From the Back Cover
Syringomelia is a relatively rare clinical entity in which fluid-filled cavities develop within the spinal cord. Although modern imaging technologies usually permit an accurate diagnosis at an early stage, syringomyelia remains an enigmatic condition that continues to fascinate neurosurgeons, neurologists and other specialists.

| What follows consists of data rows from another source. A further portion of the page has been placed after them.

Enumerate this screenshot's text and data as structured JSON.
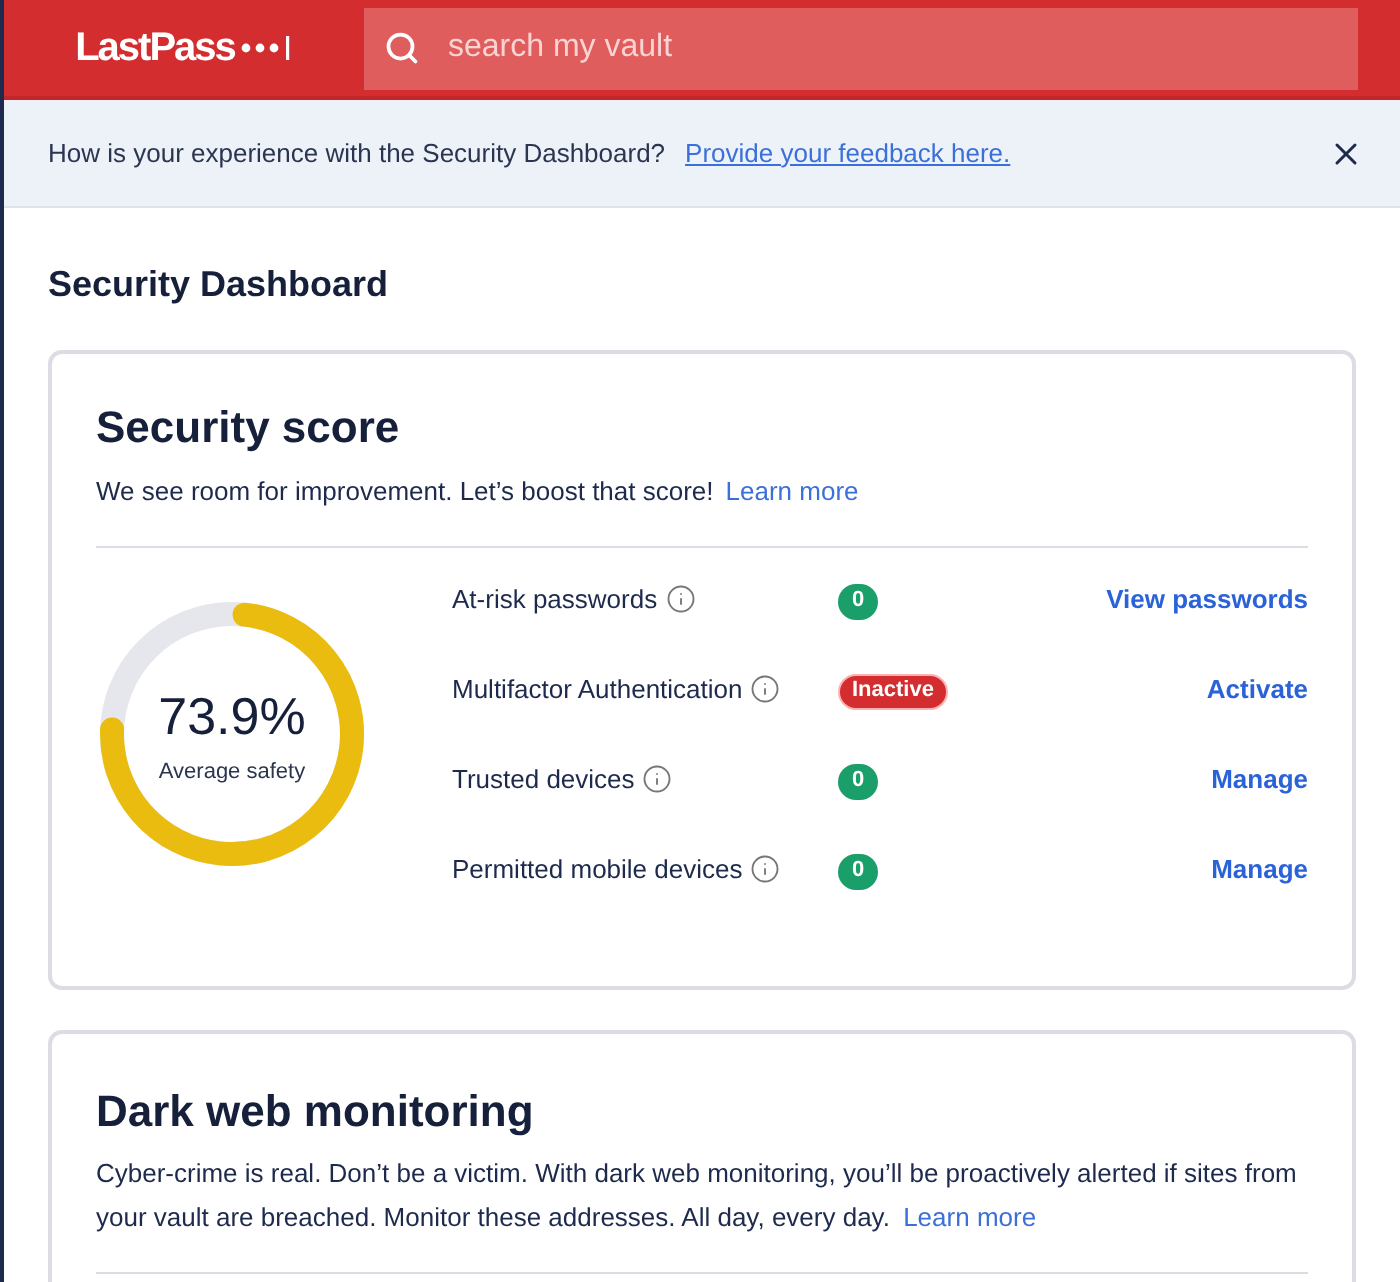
{
  "header": {
    "logo": "LastPass",
    "search": {
      "placeholder": "search my vault"
    }
  },
  "banner": {
    "text": "How is your experience with the Security Dashboard?",
    "link": "Provide your feedback here."
  },
  "page_title": "Security Dashboard",
  "score_card": {
    "title": "Security score",
    "description": "We see room for improvement. Let’s boost that score!",
    "link": "Learn more",
    "score": {
      "value": "73.9%",
      "caption": "Average safety",
      "level": 0.739
    },
    "rows": [
      {
        "label": "At-risk passwords",
        "kind": "count",
        "badge": "0",
        "action": "View passwords"
      },
      {
        "label": "Multifactor Authentication",
        "kind": "status",
        "badge": "Inactive",
        "action": "Activate"
      },
      {
        "label": "Trusted devices",
        "kind": "count",
        "badge": "0",
        "action": "Manage"
      },
      {
        "label": "Permitted mobile devices",
        "kind": "count",
        "badge": "0",
        "action": "Manage"
      }
    ]
  },
  "dark_web_card": {
    "title": "Dark web monitoring",
    "description": "Cyber-crime is real. Don’t be a victim. With dark web monitoring, you’ll be proactively alerted if sites from your vault are breached. Monitor these addresses. All day, every day.",
    "link": "Learn more"
  }
}
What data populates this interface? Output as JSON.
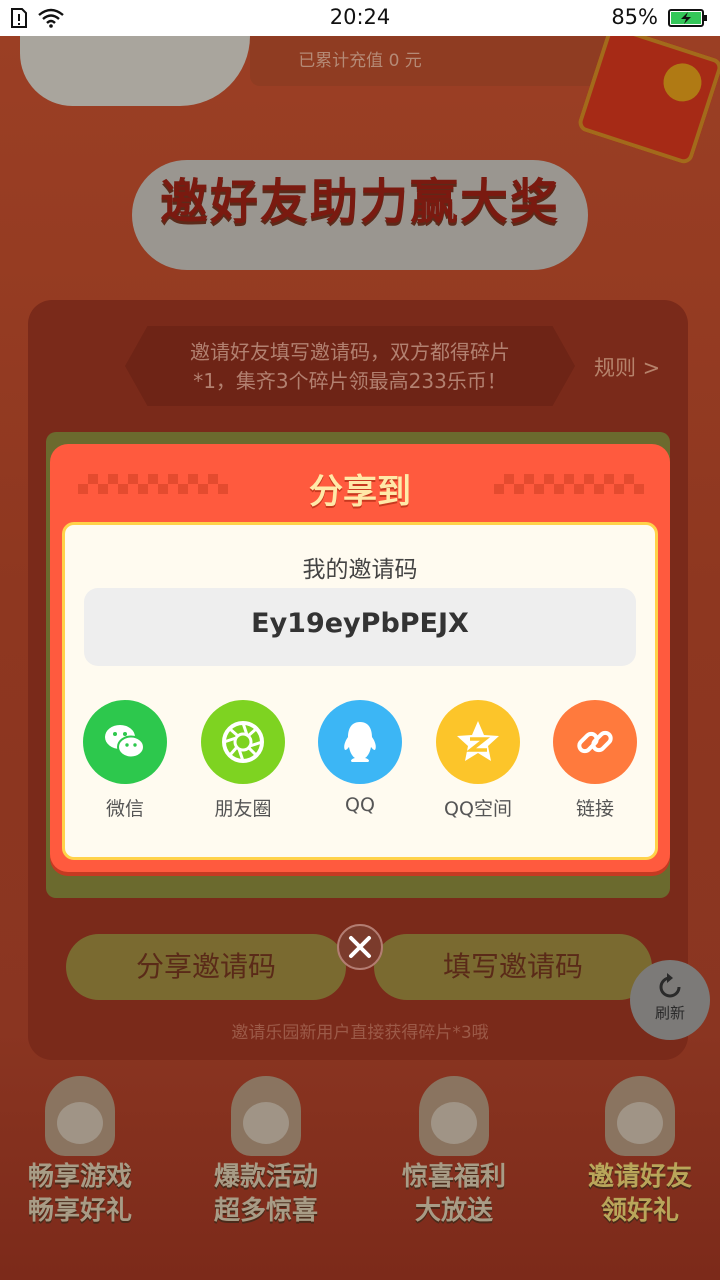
{
  "status_bar": {
    "time": "20:24",
    "battery": "85%"
  },
  "background": {
    "recharge_text": "已累计充值 0 元",
    "banner_title": "邀好友助力赢大奖",
    "intro_line1": "邀请好友填写邀请码，双方都得碎片",
    "intro_line2": "*1，集齐3个碎片领最高233乐币！",
    "rules_link": "规则 >",
    "share_code_button": "分享邀请码",
    "fill_code_button": "填写邀请码",
    "footer_note": "邀请乐园新用户直接获得碎片*3哦",
    "refresh_label": "刷新",
    "nav": [
      {
        "line1": "畅享游戏",
        "line2": "畅享好礼"
      },
      {
        "line1": "爆款活动",
        "line2": "超多惊喜"
      },
      {
        "line1": "惊喜福利",
        "line2": "大放送"
      },
      {
        "line1": "邀请好友",
        "line2": "领好礼"
      }
    ]
  },
  "dialog": {
    "title": "分享到",
    "code_label": "我的邀请码",
    "code_value": "Ey19eyPbPEJX",
    "share_options": [
      {
        "label": "微信",
        "icon": "wechat-icon",
        "color": "#2dc84d"
      },
      {
        "label": "朋友圈",
        "icon": "moments-icon",
        "color": "#7ed321"
      },
      {
        "label": "QQ",
        "icon": "qq-icon",
        "color": "#3cb6f5"
      },
      {
        "label": "QQ空间",
        "icon": "qzone-icon",
        "color": "#fcc52a"
      },
      {
        "label": "链接",
        "icon": "link-icon",
        "color": "#ff7a3d"
      }
    ]
  }
}
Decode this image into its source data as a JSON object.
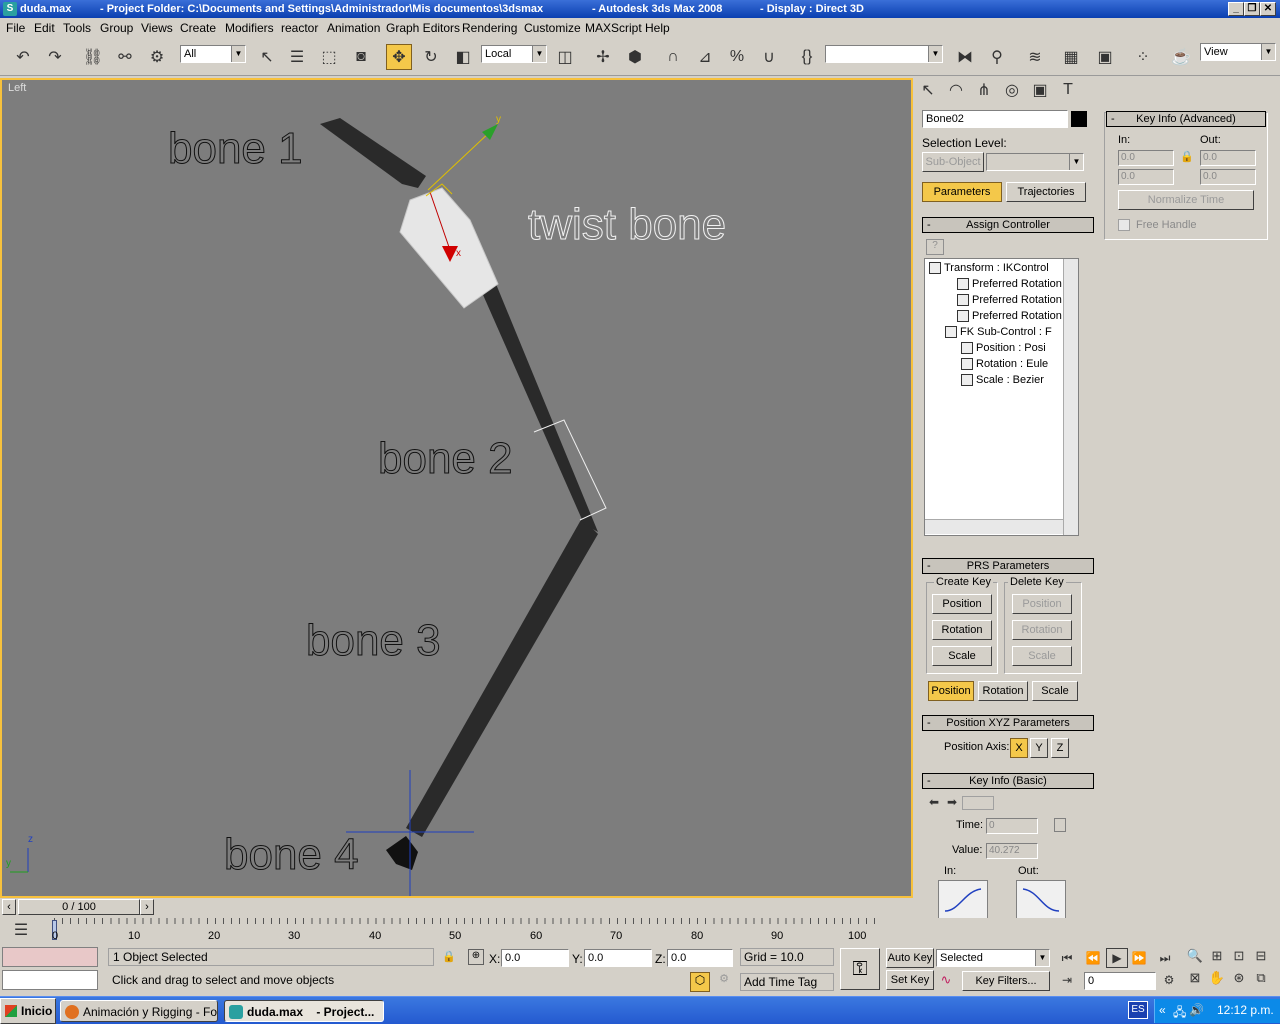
{
  "window": {
    "file": "duda.max",
    "project_folder": "- Project Folder: C:\\Documents and Settings\\Administrador\\Mis documentos\\3dsmax",
    "app": "- Autodesk 3ds Max 2008",
    "display": "- Display : Direct 3D"
  },
  "menu": [
    "File",
    "Edit",
    "Tools",
    "Group",
    "Views",
    "Create",
    "Modifiers",
    "reactor",
    "Animation",
    "Graph Editors",
    "Rendering",
    "Customize",
    "MAXScript",
    "Help"
  ],
  "toolbar": {
    "selection_filter": "All",
    "coord_system": "Local",
    "named_selection": "",
    "view_dropdown": "View"
  },
  "viewport": {
    "label": "Left",
    "bone_labels": [
      "bone 1",
      "bone 2",
      "bone 3",
      "bone 4"
    ],
    "twist_label": "twist bone",
    "gizmo_y": "y",
    "gizmo_x": "x",
    "axis_z": "z",
    "axis_y": "y"
  },
  "command_panel": {
    "object_name": "Bone02",
    "selection_level": "Selection Level:",
    "sub_object": "Sub-Object",
    "tabs": {
      "parameters": "Parameters",
      "trajectories": "Trajectories"
    },
    "assign_controller": "Assign Controller",
    "tree": [
      "Transform : IKControl",
      "Preferred Rotation",
      "Preferred Rotation",
      "Preferred Rotation",
      "FK Sub-Control : F",
      "Position : Posi",
      "Rotation : Eule",
      "Scale : Bezier"
    ],
    "prs_parameters": "PRS Parameters",
    "create_key": "Create Key",
    "delete_key": "Delete Key",
    "create_buttons": [
      "Position",
      "Rotation",
      "Scale"
    ],
    "delete_buttons": [
      "Position",
      "Rotation",
      "Scale"
    ],
    "prs_tabs": [
      "Position",
      "Rotation",
      "Scale"
    ],
    "position_xyz": "Position XYZ Parameters",
    "position_axis": "Position Axis:",
    "axes": [
      "X",
      "Y",
      "Z"
    ],
    "key_info_basic": "Key Info (Basic)",
    "time_label": "Time:",
    "time_value": "0",
    "value_label": "Value:",
    "value_value": "40.272",
    "in_label": "In:",
    "out_label": "Out:"
  },
  "key_info_advanced": {
    "title": "Key Info (Advanced)",
    "in_label": "In:",
    "out_label": "Out:",
    "in_values": [
      "0.0",
      "0.0"
    ],
    "out_values": [
      "0.0",
      "0.0"
    ],
    "normalize": "Normalize Time",
    "free_handle": "Free Handle"
  },
  "timeline": {
    "frame_display": "0 / 100",
    "ticks": [
      "0",
      "10",
      "20",
      "30",
      "40",
      "50",
      "60",
      "70",
      "80",
      "90",
      "100"
    ]
  },
  "status": {
    "objects_selected": "1 Object Selected",
    "prompt": "Click and drag to select and move objects",
    "x_label": "X:",
    "x_value": "0.0",
    "y_label": "Y:",
    "y_value": "0.0",
    "z_label": "Z:",
    "z_value": "0.0",
    "grid": "Grid = 10.0",
    "add_time_tag": "Add Time Tag",
    "auto_key": "Auto Key",
    "set_key": "Set Key",
    "selected": "Selected",
    "key_filters": "Key Filters...",
    "frame_field": "0"
  },
  "taskbar": {
    "start": "Inicio",
    "tasks": [
      "Animación y Rigging - Fo...",
      "duda.max    - Project..."
    ],
    "lang": "ES",
    "clock": "12:12 p.m."
  },
  "colors": {
    "accent": "#f4c84a",
    "viewport_bg": "#7d7d7d",
    "viewport_border": "#f7c13c",
    "bone": "#2a2a2a",
    "twist_bone": "#e6e6e6"
  }
}
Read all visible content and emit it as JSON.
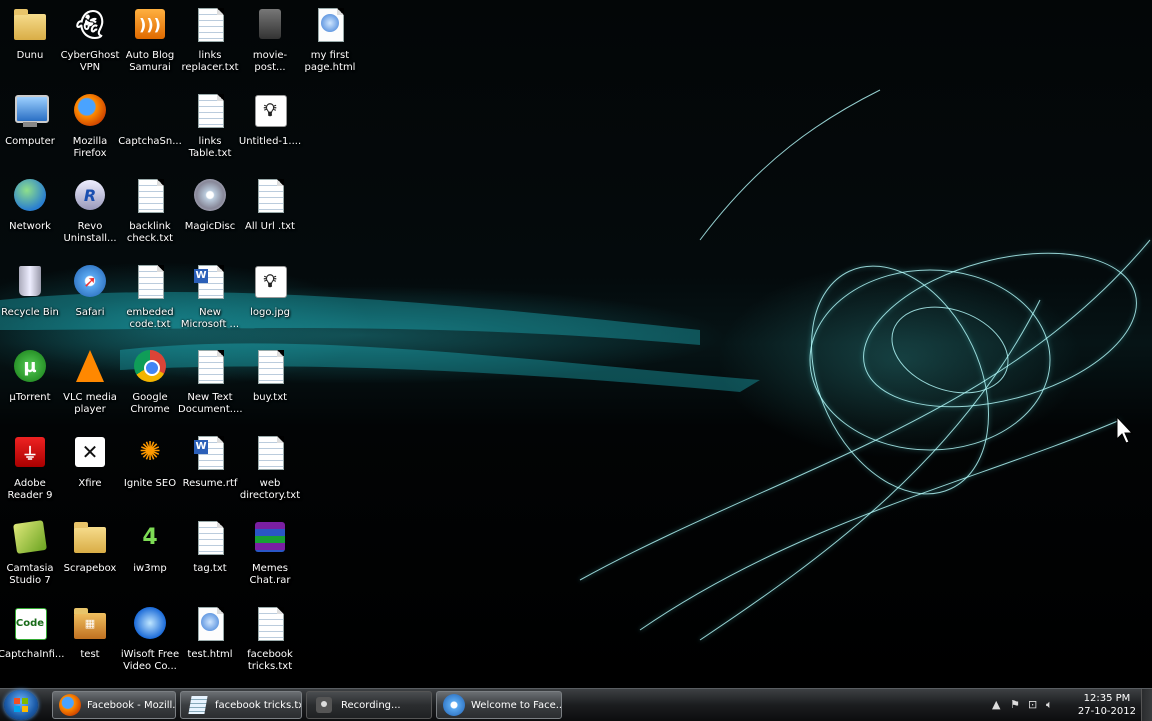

This reference monograph provides an up-to-date account of the present state of understanding of syringomyelia and related disorders. The editors aim to document the best clinical practice in diagnosis and treatment and to provide clear guidance on how to reduce the incidence of severe outcomes. New challenges are addressed, including the appropriate management of the increasing number of apparently idiopathic syrinx cavities that are detected. In addition, controversies in current practice and directions for future research are fully discussed. Syringomelia will be an invaluable source of information for experts in the field, specialists in various related disciplines and other interested health care professionals.
About the Author
Graham Flint is a consultant neurosurgeon at the Queen Elizabeth Hospital Birmingham, in the UK. In addition to running a busy general neurosurgical practice he has, for the past 15 years, run the specialist syringomyelia clinic there, which was established by the late Bernard Williams. He has accumulated extensive clinical experience in the management of syringomyelia and its related disorders in the adult population. Dr. Flint works closely with patient support groups and, in co-operation with the Ann Conroy Trust, established a network of syringomyelia specialists in the UK. With this group he organised the international symposium Syringomyelia 2007, held in Rugby, UK. This was the predecessor of Syringomyelia 2010, held in Berlin. In addition to studying the outcome of surgical treatments for syringomyelia, he has a particular interest in the disturbances of CSF physiology that underlie the disorder. He has applied well-established physiological methods, used to measure disturbances of CSF circulation in general, to the study of syringomyelia in humans.
Clare Rusbridge is a veterinary neurologist who established the neurology/neurosurgery service at Stone Lion Veterinary Hospital in 1997. She qualified as a Bachelor of Veterinary Medicine and Surgery in 1991 and became a Diplomate of the European College of Veterinary Neurology in 1996, a European Specialist in Veterinary Neurology in 1998 and an RCVS Specialist in Veterinary Neurology in 1999. Her PhD related to Chiari-like malformation and syringomyelia in the Cavalier King Charles spaniel. From 2002 to 2006, Dr. Rusbridge was Chair of the Education Committee of the European College of Veterinary Neurology. She is an Honorary Friend of the Ann Conroy Trust and a member of the British Syringomyelia Group. Dr. Rusbridge is a frequently invited international lecturer in the veterinary and human medicine fields. She has authored or co-authored many journal articles and book chapters, and acts as a reviewer for a number of journals.